The simultaneous payment clause was not valid since it was not singled out in the Particular Conditions of the policy and accepted explicitly by the insured as required by Article 3 of the Insurance Contract Act 1980. The explicit acceptance of any limitative terms was referred in Article 14 of the General Conditions solely to the Special Conditions of the policy but not to the Particular Conditions of the policy where the clause was inserted. Further, the court questioned the validity of the clause even if it was singled out and accepted explicitly by the insured. Further, even if the contract involved a large risk, in which case such clause may be valid since the parties are free to depart from the otherwise mandatory provisions of the Insurance Contract Act 1980, Musini did not prove that it was in fact a large risk as defined in the Insurance Contract Act 1980; and
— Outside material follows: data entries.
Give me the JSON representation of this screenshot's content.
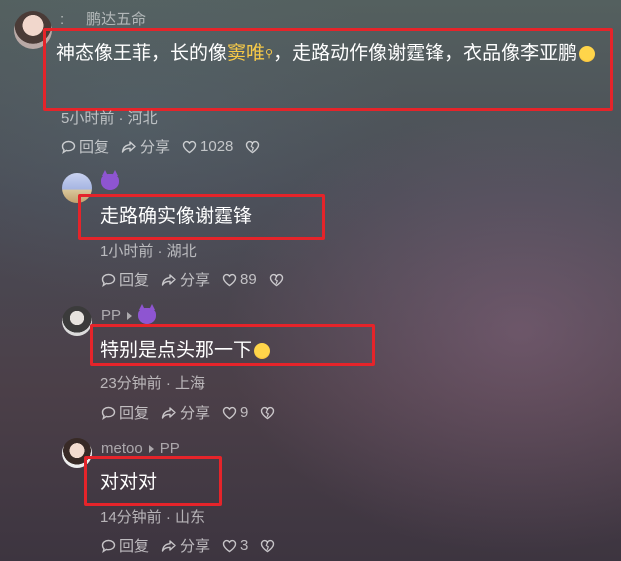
{
  "main_comment": {
    "user": "鹏达五命",
    "text_before": "神态像王菲，长的像",
    "link": "窦唯",
    "text_after": "，走路动作像谢霆锋，衣品像李亚鹏",
    "meta": "5小时前 · 河北",
    "reply_label": "回复",
    "share_label": "分享",
    "likes": "1028"
  },
  "replies": [
    {
      "user": "",
      "text": "走路确实像谢霆锋",
      "meta": "1小时前 · 湖北",
      "reply_label": "回复",
      "share_label": "分享",
      "likes": "89"
    },
    {
      "user": "PP",
      "text": "特别是点头那一下",
      "meta": "23分钟前 · 上海",
      "reply_label": "回复",
      "share_label": "分享",
      "likes": "9"
    },
    {
      "user": "metoo",
      "reply_to": "PP",
      "text": "对对对",
      "meta": "14分钟前 · 山东",
      "reply_label": "回复",
      "share_label": "分享",
      "likes": "3"
    }
  ],
  "colors": {
    "highlight_box": "#e5242a",
    "link": "#f6c948",
    "badge": "#8e55d1"
  },
  "icons": [
    "comment-bubble-icon",
    "share-arrow-icon",
    "heart-icon",
    "broken-heart-icon",
    "devil-badge-icon",
    "magnify-icon",
    "emoji-icon"
  ]
}
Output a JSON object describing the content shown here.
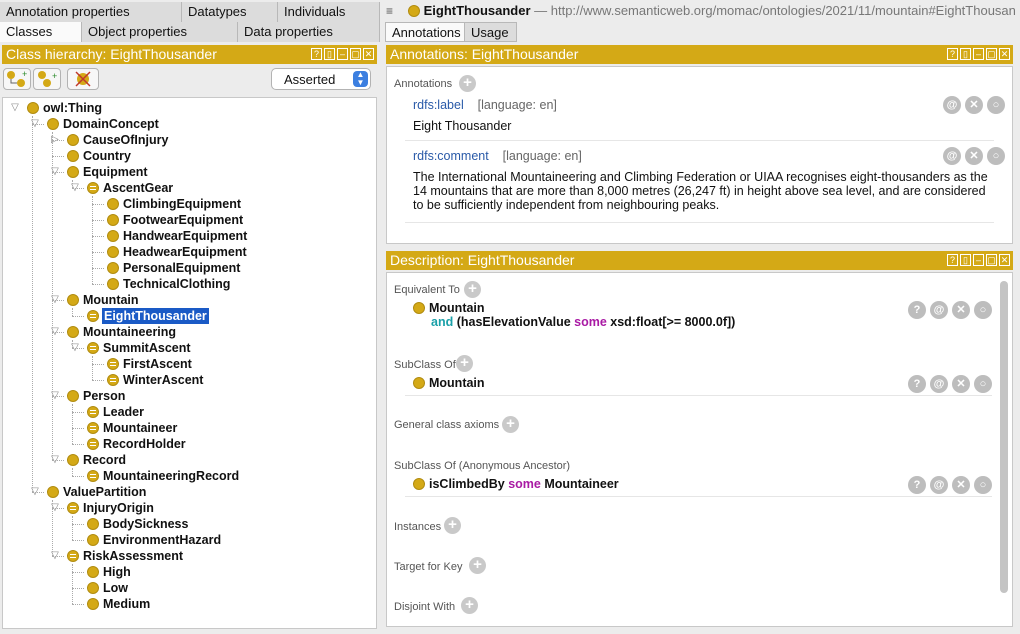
{
  "left": {
    "tabs_row1": [
      "Annotation properties",
      "Datatypes",
      "Individuals"
    ],
    "tabs_row2": [
      "Classes",
      "Object properties",
      "Data properties"
    ],
    "header": "Class hierarchy: EightThousander",
    "mode": "Asserted",
    "tree": [
      {
        "label": "owl:Thing",
        "depth": 0,
        "tw": "▽",
        "eq": false
      },
      {
        "label": "DomainConcept",
        "depth": 1,
        "tw": "▽",
        "eq": false
      },
      {
        "label": "CauseOfInjury",
        "depth": 2,
        "tw": "▷",
        "eq": false
      },
      {
        "label": "Country",
        "depth": 2,
        "tw": "",
        "eq": false
      },
      {
        "label": "Equipment",
        "depth": 2,
        "tw": "▽",
        "eq": false
      },
      {
        "label": "AscentGear",
        "depth": 3,
        "tw": "▽",
        "eq": true
      },
      {
        "label": "ClimbingEquipment",
        "depth": 4,
        "tw": "",
        "eq": false
      },
      {
        "label": "FootwearEquipment",
        "depth": 4,
        "tw": "",
        "eq": false
      },
      {
        "label": "HandwearEquipment",
        "depth": 4,
        "tw": "",
        "eq": false
      },
      {
        "label": "HeadwearEquipment",
        "depth": 4,
        "tw": "",
        "eq": false
      },
      {
        "label": "PersonalEquipment",
        "depth": 4,
        "tw": "",
        "eq": false
      },
      {
        "label": "TechnicalClothing",
        "depth": 4,
        "tw": "",
        "eq": false
      },
      {
        "label": "Mountain",
        "depth": 2,
        "tw": "▽",
        "eq": false
      },
      {
        "label": "EightThousander",
        "depth": 3,
        "tw": "",
        "eq": true,
        "selected": true
      },
      {
        "label": "Mountaineering",
        "depth": 2,
        "tw": "▽",
        "eq": false
      },
      {
        "label": "SummitAscent",
        "depth": 3,
        "tw": "▽",
        "eq": true
      },
      {
        "label": "FirstAscent",
        "depth": 4,
        "tw": "",
        "eq": true
      },
      {
        "label": "WinterAscent",
        "depth": 4,
        "tw": "",
        "eq": true
      },
      {
        "label": "Person",
        "depth": 2,
        "tw": "▽",
        "eq": false
      },
      {
        "label": "Leader",
        "depth": 3,
        "tw": "",
        "eq": true
      },
      {
        "label": "Mountaineer",
        "depth": 3,
        "tw": "",
        "eq": true
      },
      {
        "label": "RecordHolder",
        "depth": 3,
        "tw": "",
        "eq": true
      },
      {
        "label": "Record",
        "depth": 2,
        "tw": "▽",
        "eq": false
      },
      {
        "label": "MountaineeringRecord",
        "depth": 3,
        "tw": "",
        "eq": true
      },
      {
        "label": "ValuePartition",
        "depth": 1,
        "tw": "▽",
        "eq": false
      },
      {
        "label": "InjuryOrigin",
        "depth": 2,
        "tw": "▽",
        "eq": true
      },
      {
        "label": "BodySickness",
        "depth": 3,
        "tw": "",
        "eq": false
      },
      {
        "label": "EnvironmentHazard",
        "depth": 3,
        "tw": "",
        "eq": false
      },
      {
        "label": "RiskAssessment",
        "depth": 2,
        "tw": "▽",
        "eq": true
      },
      {
        "label": "High",
        "depth": 3,
        "tw": "",
        "eq": false
      },
      {
        "label": "Low",
        "depth": 3,
        "tw": "",
        "eq": false
      },
      {
        "label": "Medium",
        "depth": 3,
        "tw": "",
        "eq": false
      }
    ]
  },
  "right": {
    "entity": "EightThousander",
    "iri": "— http://www.semanticweb.org/momac/ontologies/2021/11/mountain#EightThousander",
    "tabs": [
      "Annotations",
      "Usage"
    ],
    "ann_header": "Annotations: EightThousander",
    "ann_section": "Annotations",
    "label_prop": "rdfs:label",
    "label_lang": "[language: en]",
    "label_value": "Eight Thousander",
    "comment_prop": "rdfs:comment",
    "comment_lang": "[language: en]",
    "comment_value": "The International Mountaineering and Climbing Federation or UIAA recognises eight-thousanders as the 14 mountains that are more than 8,000 metres (26,247 ft) in height above sea level, and are considered to be sufficiently independent from neighbouring peaks.",
    "desc_header": "Description: EightThousander",
    "equiv_title": "Equivalent To",
    "equiv_class": "Mountain",
    "equiv_and": "and",
    "equiv_expr1": "(hasElevationValue ",
    "equiv_some": "some",
    "equiv_expr2": " xsd:float[>= 8000.0f])",
    "subclass_title": "SubClass Of",
    "subclass_value": "Mountain",
    "general_title": "General class axioms",
    "anc_title": "SubClass Of (Anonymous Ancestor)",
    "anc_prop": "isClimbedBy",
    "anc_some": "some",
    "anc_class": "Mountaineer",
    "instances_title": "Instances",
    "target_title": "Target for Key",
    "disjoint_title": "Disjoint With"
  }
}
The claims control clause inserted in the reinsurance contract only bound the reinsured and the reinsurers but not the insured. Further, even if such clause would have been inserted in the direct insurance contract, it would not be admissible to release the direct insurer from its obligations under the policy and the law pursuant to the mandatory provisions of the Insurance Contract Act 1980. Therefore, the insurer could not invoke this clause to release itself from the “rigorous” rules that required him to settle the claim adequately and swiftly.
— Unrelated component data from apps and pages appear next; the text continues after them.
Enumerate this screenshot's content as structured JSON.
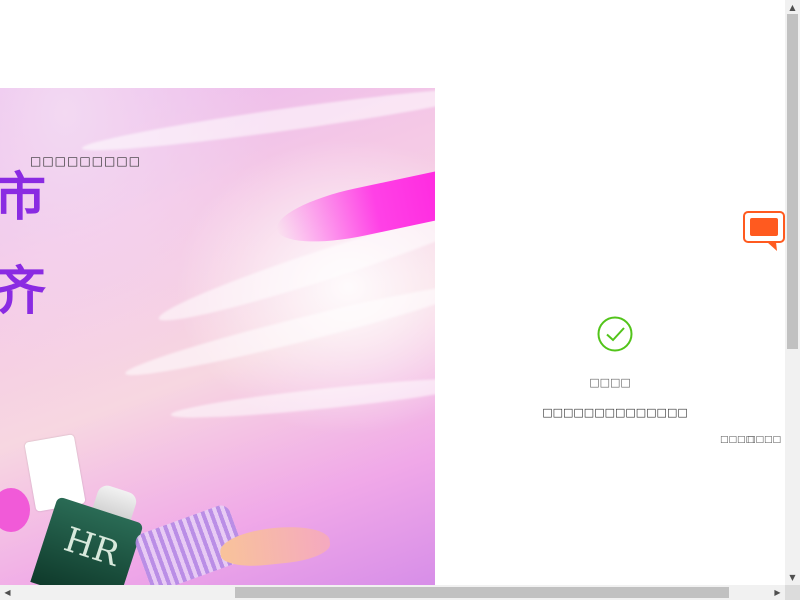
{
  "banner": {
    "line1": "市",
    "line2": "齐",
    "bottle_monogram": "HR"
  },
  "panel": {
    "title": "□□□□□□□□□",
    "status_label": "□□□□",
    "status_message": "□□□□□□□□□□□□□□",
    "links": [
      {
        "label": "□□□□"
      },
      {
        "label": "□□□□"
      }
    ]
  },
  "icons": {
    "chat": "chat-bubble-icon",
    "success": "check-circle-icon"
  },
  "colors": {
    "chat_icon": "#ff5a1f",
    "success_icon": "#52c41a",
    "banner_text": "#8a2be2"
  },
  "scroll": {
    "vertical_arrow_up": "▲",
    "vertical_arrow_down": "▼",
    "horizontal_arrow_left": "◀",
    "horizontal_arrow_right": "▶"
  }
}
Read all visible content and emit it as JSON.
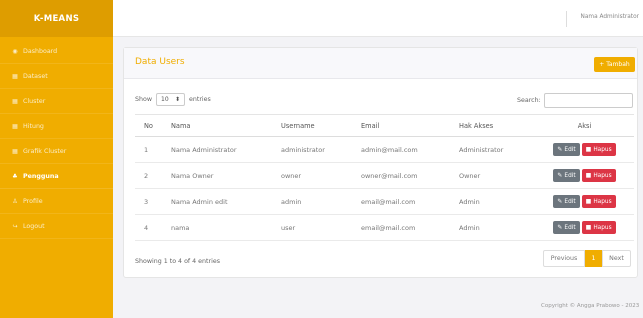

CONCLUSIONS These judgments allow to reach explicitly and implicitly some interesting conclusions:
Fronting as such should not alter the nature and validity of a reinsurance contract.
A simultaneous payment clause even if singled out and accepted explicitly in the direct insurance contract by the insured may not be valid. The direct insurer cannot rely on this clause to oppose or delay payment of the claim. However, it may be valid if the insurance contract refers to a large risk provided the parties have specified this circumstance in the contract.
A claims control clause inserted in a reinsurance contract is valid. The insurer, however, cannot rely on it, even if accepted by the insured, to release itself from his obligations under the insurance contract to settle the claim fairly and quickly. It is unclear if it would be admissible in the event that the insurance involved a large risk.
Captives Although captives were known and used by a significant number of Spanish companies, the Spanish law ignored them until the implementation of the EU Reinsurance Directive via Law 13/2007 of 2 July which amended the Consolidated Text of the Law for the Regulation and Supervision of Private Insurances approved by the Royal Legislative Decree 6/2004 of 29 October.
A captive reinsurance entity is defined as a reinsurance entity owned by a non-financial entity or by a financial entity other than an insurance or reinsurance entity or that forms part of a group of insurance or reinsurance entities subject to consolidation, the object of which is to offer reinsurance protection exclusively to its owners or its owners’ group of companies (Article 1.3, j, of the Consolidated Text cited above as amended). The Spanish regulatory law has opted, therefore, for a so called pure captive as opposed to a broad captive.
Captives should keep a guarantee fund of 1.1 million Euros, down from the general threshold for reinsurance entities of 3.2 million Euros (Article 58bis, paragraph 3, of the Consolidated Text cited above, as amended).
L.C. RODRIGO ABOGADOS
1 Decisions of the Audiencia Provincial of Guipúzcoa of 15 November 2005 and of the Supreme Court of 8 April 2010 (JUR\2006\66548 and JUR\2010\123412, respectively). Please note that the remedy at the Supreme Court is not technically an appeal but a cassation recourse, but I have used “appeal” for ease of reference.